Some questions arise: to what extent is a single distribution channel going to be central to higher education provision? – see the death of the VLE debates; or will a lock-in with the content providers secure the strength of the VLE? Alternatively, as with other content industries, will alternative sources of content undermine the business model being suggested here?
Came across an interesting post here on skills for employability from Lynda Gratton. The emphasis on deep skills does tie in with what I’ve been seeing in the local job market of generalist skill sets being desirable for more junior posts while “deep” skills are required for the higher value/ better paid jobs. Also, this finding does seem to suggest that the notion of the icicle based skill-set is currently less desirable than I previously thought. Or is it a question of presentation whereby an icicle person presents themselves as t-shaped (on the basis of targeting your application) yet the icicle skill-set remains desirable for the longer-term career as it enhances the individual’s adaptive capacity?

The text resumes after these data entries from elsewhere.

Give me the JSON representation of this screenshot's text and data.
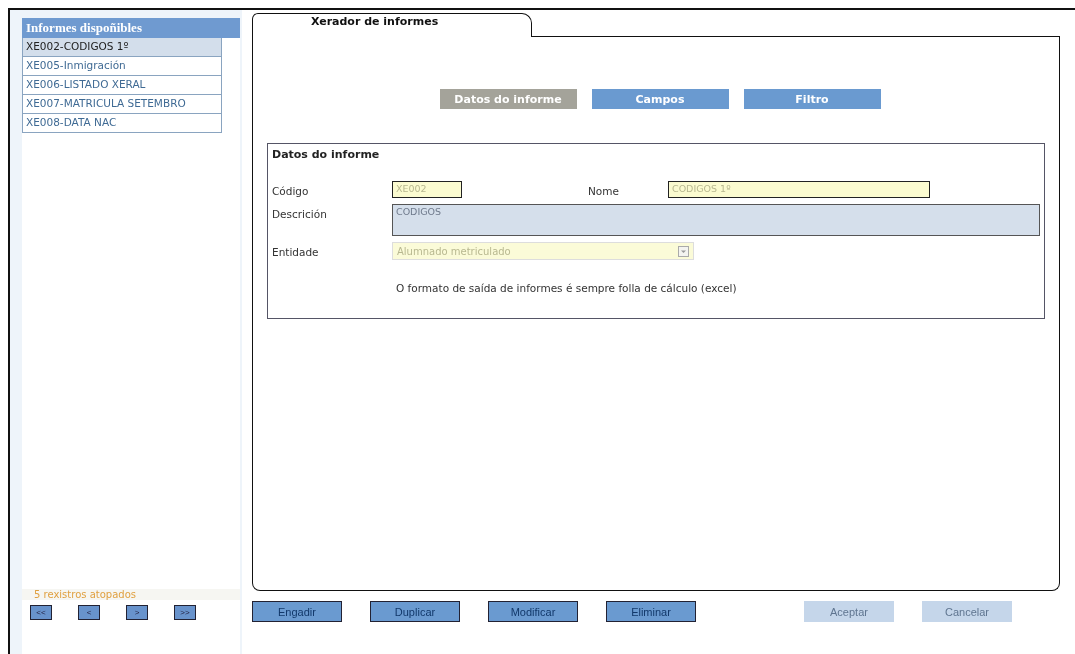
{
  "sidebar": {
    "title": "Informes dispoñibles",
    "items": [
      {
        "label": "XE002-CODIGOS 1º",
        "selected": true
      },
      {
        "label": "XE005-Inmigración",
        "selected": false
      },
      {
        "label": "XE006-LISTADO XERAL",
        "selected": false
      },
      {
        "label": "XE007-MATRICULA SETEMBRO",
        "selected": false
      },
      {
        "label": "XE008-DATA NAC",
        "selected": false
      }
    ],
    "record_count": "5 rexistros atopados",
    "pager": [
      "<<",
      "<",
      ">",
      ">>"
    ]
  },
  "main_tab": "Xerador de informes",
  "sections": [
    {
      "label": "Datos do informe",
      "selected": true
    },
    {
      "label": "Campos",
      "selected": false
    },
    {
      "label": "Filtro",
      "selected": false
    }
  ],
  "form": {
    "title": "Datos do informe",
    "codigo": {
      "label": "Código",
      "value": "XE002"
    },
    "nome": {
      "label": "Nome",
      "value": "CODIGOS 1º"
    },
    "descricion": {
      "label": "Descrición",
      "value": "CODIGOS"
    },
    "entidade": {
      "label": "Entidade",
      "value": "Alumnado metriculado"
    },
    "note": "O formato de saída de informes é sempre folla de cálculo (excel)"
  },
  "buttons": [
    {
      "label": "Engadir",
      "disabled": false
    },
    {
      "label": "Duplicar",
      "disabled": false
    },
    {
      "label": "Modificar",
      "disabled": false
    },
    {
      "label": "Eliminar",
      "disabled": false
    },
    {
      "label": "Aceptar",
      "disabled": true
    },
    {
      "label": "Cancelar",
      "disabled": true
    }
  ]
}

Clive Shepherd has highlighted the e-learning centre report on the market for e-learning in UK and Europe. A free summary is available here. As Clive’s post points out, the UK market is expected to grow by 4.76% to £472m in 2010 – slower growth but a bigger market than France or Germany. As a sort of comparison, Datamonitor recently identified the UK market for consulting services at averaging 7% between 2010 – 2014 and growth in the UK economy as a whole being around the 2% mark. Yet a recent report from Boston Consulting Group on e-commerce in the UK is interesting in that it finds that:
The U.K. Internet economy contributed £100 billion in 2009, representing 7.2 percent of U.K. GDP—more than construction, transport, or utilities.
and also predicts a 10% growth rate per annum up to 10% of GDP by 2015. So how well is the e-learning industry really doing?
A few other things to note on the report summary is the positioning of different facets of e-learning in relation to one another. In particular, that web 2.0/ e-learning 2.0 is placed (I think – but tell me if I’m wrong) on the broadcasting side of a continuum with learning at the other end while VLEs are placed more towards the learning end. This typology seems strange given the interactional nature at the heart of web 2.0 while VLEs, in my experience, tend to be used as course management systems, file repositories, etc. This highlights the difficulty of defining the e-learning industry. What software or SaaS should be included and, more importantly, excluded. Should Twitter or WordPress or Drupal be included on the basis that a lot of learning occurs through these tools that were not formally designed for learning purposes. While analysing the size of the formal e-learning sector as represented by VLEs, course management systems and formal learning content creators is a useful exercise, this is a very different proposition from mapping the economy of e-learning activities as a whole, eg, across the value chain. So it is possible, and possibly desirable, to see the “industry” as defined by formal providers declining while the scale and scope of e-learning activities continues to grow.
OK really monthly notes. The ‘joys’ or work have intervened so I’ve posted even less/ read even less and interacted with the world even less than normal. As you may guess, I use the term ‘joy’ quite incorrectly. Just for clarification, a change in job role has meant I’ve been head down and churning through bureaucracy for the last too many weeks. Not fun but will hopefully loose this role soonest.
As could be expected, there has been little progress on my PhD work of late but this will have to change as I have a progress board approaching. I’m looking at stringing together an Actor Network Theory inspired approach involving a combination of CMC interaction analysis of twitter based learning events with “following the actors” [micro-texts and people] through other online presences – as the ‘actants’ shift to more private realms then the research should shift from pure online observation to direct interviews of key informants. Currently grappling with some of the ethical issues here – when does virtual ethnographic observation become some form of cyber stalking?
While its an ambitious methodological project I think its realisable (or am I a fool?)! Even if I’m being a fool, its still damn interesting at this stage.